ASSIGNED TASK
Return the data that follows exactly as it appears. Pictures do not belong in the copy.

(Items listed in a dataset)
---

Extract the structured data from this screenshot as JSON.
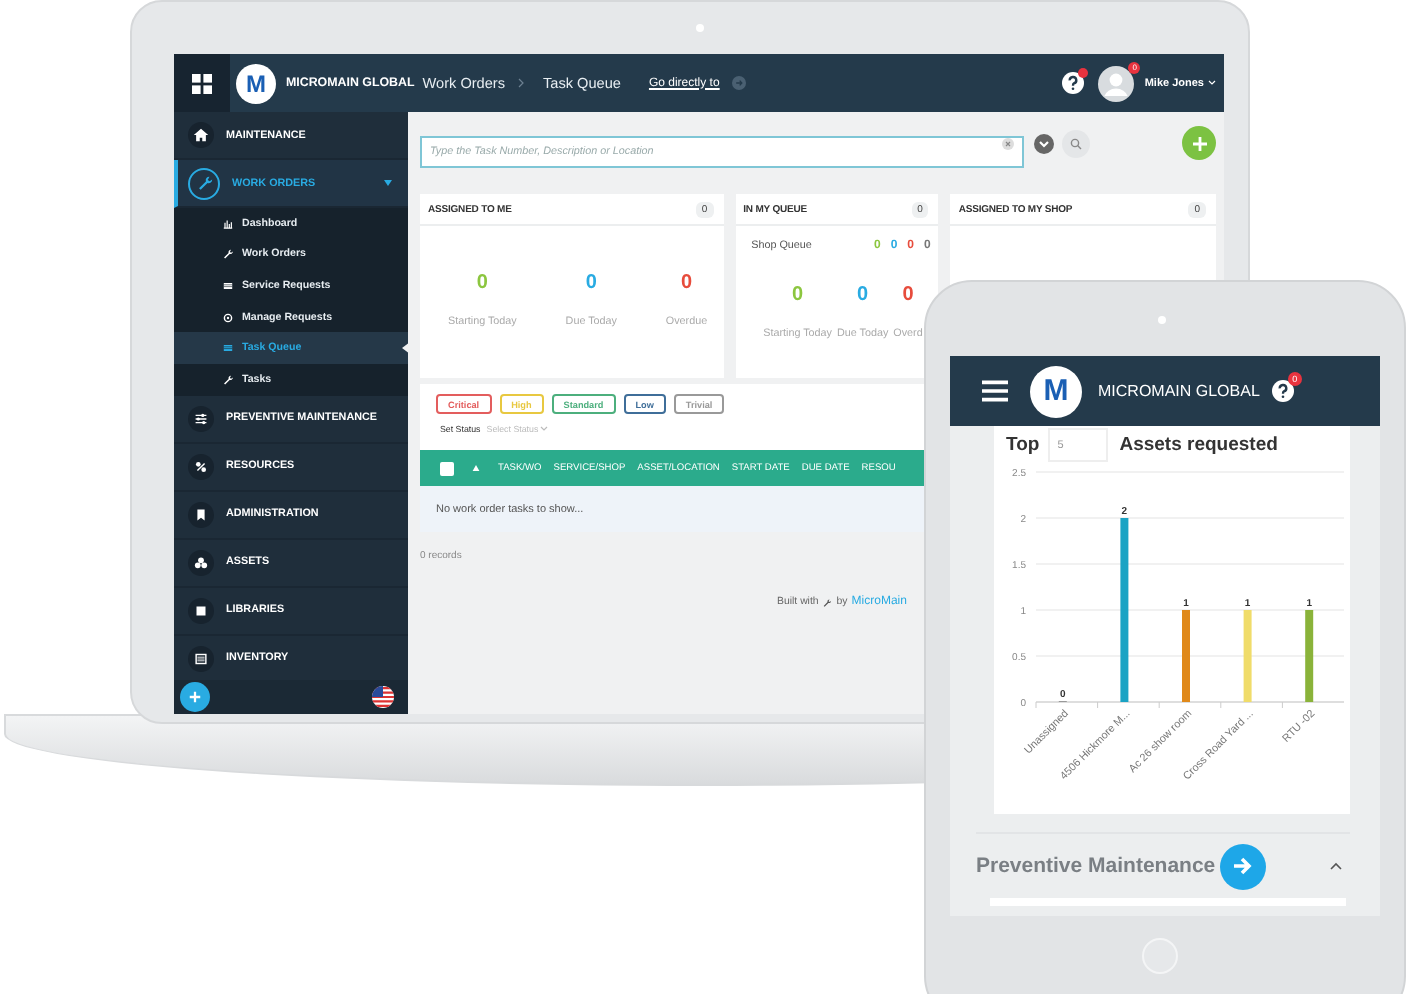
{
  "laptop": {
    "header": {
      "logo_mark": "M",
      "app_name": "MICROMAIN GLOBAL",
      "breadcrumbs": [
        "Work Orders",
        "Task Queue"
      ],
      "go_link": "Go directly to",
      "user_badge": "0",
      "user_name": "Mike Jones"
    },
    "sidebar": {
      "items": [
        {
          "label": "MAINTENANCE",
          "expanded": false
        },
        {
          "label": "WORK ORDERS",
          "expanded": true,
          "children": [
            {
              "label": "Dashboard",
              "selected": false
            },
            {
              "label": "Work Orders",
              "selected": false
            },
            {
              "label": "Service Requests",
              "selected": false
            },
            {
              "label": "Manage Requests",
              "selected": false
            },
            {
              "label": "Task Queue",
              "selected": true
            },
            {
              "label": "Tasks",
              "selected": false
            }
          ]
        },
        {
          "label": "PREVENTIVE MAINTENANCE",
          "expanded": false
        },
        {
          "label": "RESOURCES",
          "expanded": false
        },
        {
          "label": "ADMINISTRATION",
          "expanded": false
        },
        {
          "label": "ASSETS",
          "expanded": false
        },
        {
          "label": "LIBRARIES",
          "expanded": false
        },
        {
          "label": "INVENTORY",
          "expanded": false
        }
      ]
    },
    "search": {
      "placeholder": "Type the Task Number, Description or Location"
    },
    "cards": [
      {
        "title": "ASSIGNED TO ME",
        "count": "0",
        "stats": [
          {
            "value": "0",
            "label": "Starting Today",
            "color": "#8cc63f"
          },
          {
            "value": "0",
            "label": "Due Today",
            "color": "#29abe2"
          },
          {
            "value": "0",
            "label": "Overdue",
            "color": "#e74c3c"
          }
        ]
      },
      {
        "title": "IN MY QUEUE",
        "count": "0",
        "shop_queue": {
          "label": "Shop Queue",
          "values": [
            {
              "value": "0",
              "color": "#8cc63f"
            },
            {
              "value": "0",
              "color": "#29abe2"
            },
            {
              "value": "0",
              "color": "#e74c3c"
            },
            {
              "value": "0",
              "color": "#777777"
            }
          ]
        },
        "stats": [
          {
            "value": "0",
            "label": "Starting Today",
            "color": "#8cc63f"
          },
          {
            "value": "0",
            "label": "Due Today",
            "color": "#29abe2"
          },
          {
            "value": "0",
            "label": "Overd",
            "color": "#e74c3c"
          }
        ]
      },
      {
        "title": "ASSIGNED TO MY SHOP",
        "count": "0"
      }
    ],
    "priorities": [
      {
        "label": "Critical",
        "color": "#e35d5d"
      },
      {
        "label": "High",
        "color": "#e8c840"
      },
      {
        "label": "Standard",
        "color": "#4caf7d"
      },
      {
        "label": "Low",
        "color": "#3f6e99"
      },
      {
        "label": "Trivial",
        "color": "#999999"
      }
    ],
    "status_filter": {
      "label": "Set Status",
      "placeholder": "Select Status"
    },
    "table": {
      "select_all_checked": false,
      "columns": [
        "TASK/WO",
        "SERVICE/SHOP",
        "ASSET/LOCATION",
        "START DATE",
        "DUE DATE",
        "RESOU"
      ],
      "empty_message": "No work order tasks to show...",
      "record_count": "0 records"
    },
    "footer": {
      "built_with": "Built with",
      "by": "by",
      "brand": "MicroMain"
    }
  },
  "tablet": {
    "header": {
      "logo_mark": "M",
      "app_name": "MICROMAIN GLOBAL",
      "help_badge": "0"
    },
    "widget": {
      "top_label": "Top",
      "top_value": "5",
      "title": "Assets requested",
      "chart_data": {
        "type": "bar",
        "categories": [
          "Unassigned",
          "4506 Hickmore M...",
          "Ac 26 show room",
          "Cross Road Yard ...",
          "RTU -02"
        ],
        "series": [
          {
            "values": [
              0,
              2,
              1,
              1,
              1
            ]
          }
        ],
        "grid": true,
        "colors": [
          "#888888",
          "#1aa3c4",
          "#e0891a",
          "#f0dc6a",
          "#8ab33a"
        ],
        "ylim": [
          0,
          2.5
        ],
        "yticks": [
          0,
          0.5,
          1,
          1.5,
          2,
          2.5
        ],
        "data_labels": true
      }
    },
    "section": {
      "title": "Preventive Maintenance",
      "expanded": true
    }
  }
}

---

RESPONSE AREA
Extract the structured data from this screenshot as JSON.
{
  "laptop": {
    "header": {
      "logo_mark": "M",
      "app_name": "MICROMAIN GLOBAL",
      "breadcrumbs": [
        "Work Orders",
        "Task Queue"
      ],
      "go_link": "Go directly to",
      "user_badge": "0",
      "user_name": "Mike Jones"
    },
    "sidebar": {
      "items": [
        {
          "label": "MAINTENANCE",
          "expanded": false
        },
        {
          "label": "WORK ORDERS",
          "expanded": true,
          "children": [
            {
              "label": "Dashboard",
              "selected": false
            },
            {
              "label": "Work Orders",
              "selected": false
            },
            {
              "label": "Service Requests",
              "selected": false
            },
            {
              "label": "Manage Requests",
              "selected": false
            },
            {
              "label": "Task Queue",
              "selected": true
            },
            {
              "label": "Tasks",
              "selected": false
            }
          ]
        },
        {
          "label": "PREVENTIVE MAINTENANCE",
          "expanded": false
        },
        {
          "label": "RESOURCES",
          "expanded": false
        },
        {
          "label": "ADMINISTRATION",
          "expanded": false
        },
        {
          "label": "ASSETS",
          "expanded": false
        },
        {
          "label": "LIBRARIES",
          "expanded": false
        },
        {
          "label": "INVENTORY",
          "expanded": false
        }
      ]
    },
    "search": {
      "placeholder": "Type the Task Number, Description or Location"
    },
    "cards": [
      {
        "title": "ASSIGNED TO ME",
        "count": "0",
        "stats": [
          {
            "value": "0",
            "label": "Starting Today",
            "color": "#8cc63f"
          },
          {
            "value": "0",
            "label": "Due Today",
            "color": "#29abe2"
          },
          {
            "value": "0",
            "label": "Overdue",
            "color": "#e74c3c"
          }
        ]
      },
      {
        "title": "IN MY QUEUE",
        "count": "0",
        "shop_queue": {
          "label": "Shop Queue",
          "values": [
            {
              "value": "0",
              "color": "#8cc63f"
            },
            {
              "value": "0",
              "color": "#29abe2"
            },
            {
              "value": "0",
              "color": "#e74c3c"
            },
            {
              "value": "0",
              "color": "#777777"
            }
          ]
        },
        "stats": [
          {
            "value": "0",
            "label": "Starting Today",
            "color": "#8cc63f"
          },
          {
            "value": "0",
            "label": "Due Today",
            "color": "#29abe2"
          },
          {
            "value": "0",
            "label": "Overd",
            "color": "#e74c3c"
          }
        ]
      },
      {
        "title": "ASSIGNED TO MY SHOP",
        "count": "0"
      }
    ],
    "priorities": [
      {
        "label": "Critical",
        "color": "#e35d5d"
      },
      {
        "label": "High",
        "color": "#e8c840"
      },
      {
        "label": "Standard",
        "color": "#4caf7d"
      },
      {
        "label": "Low",
        "color": "#3f6e99"
      },
      {
        "label": "Trivial",
        "color": "#999999"
      }
    ],
    "status_filter": {
      "label": "Set Status",
      "placeholder": "Select Status"
    },
    "table": {
      "select_all_checked": false,
      "columns": [
        "TASK/WO",
        "SERVICE/SHOP",
        "ASSET/LOCATION",
        "START DATE",
        "DUE DATE",
        "RESOU"
      ],
      "empty_message": "No work order tasks to show...",
      "record_count": "0 records"
    },
    "footer": {
      "built_with": "Built with",
      "by": "by",
      "brand": "MicroMain"
    }
  },
  "tablet": {
    "header": {
      "logo_mark": "M",
      "app_name": "MICROMAIN GLOBAL",
      "help_badge": "0"
    },
    "widget": {
      "top_label": "Top",
      "top_value": "5",
      "title": "Assets requested",
      "chart_data": {
        "type": "bar",
        "categories": [
          "Unassigned",
          "4506 Hickmore M...",
          "Ac 26 show room",
          "Cross Road Yard ...",
          "RTU -02"
        ],
        "series": [
          {
            "values": [
              0,
              2,
              1,
              1,
              1
            ]
          }
        ],
        "grid": true,
        "colors": [
          "#888888",
          "#1aa3c4",
          "#e0891a",
          "#f0dc6a",
          "#8ab33a"
        ],
        "ylim": [
          0,
          2.5
        ],
        "yticks": [
          0,
          0.5,
          1,
          1.5,
          2,
          2.5
        ],
        "data_labels": true
      }
    },
    "section": {
      "title": "Preventive Maintenance",
      "expanded": true
    }
  }
}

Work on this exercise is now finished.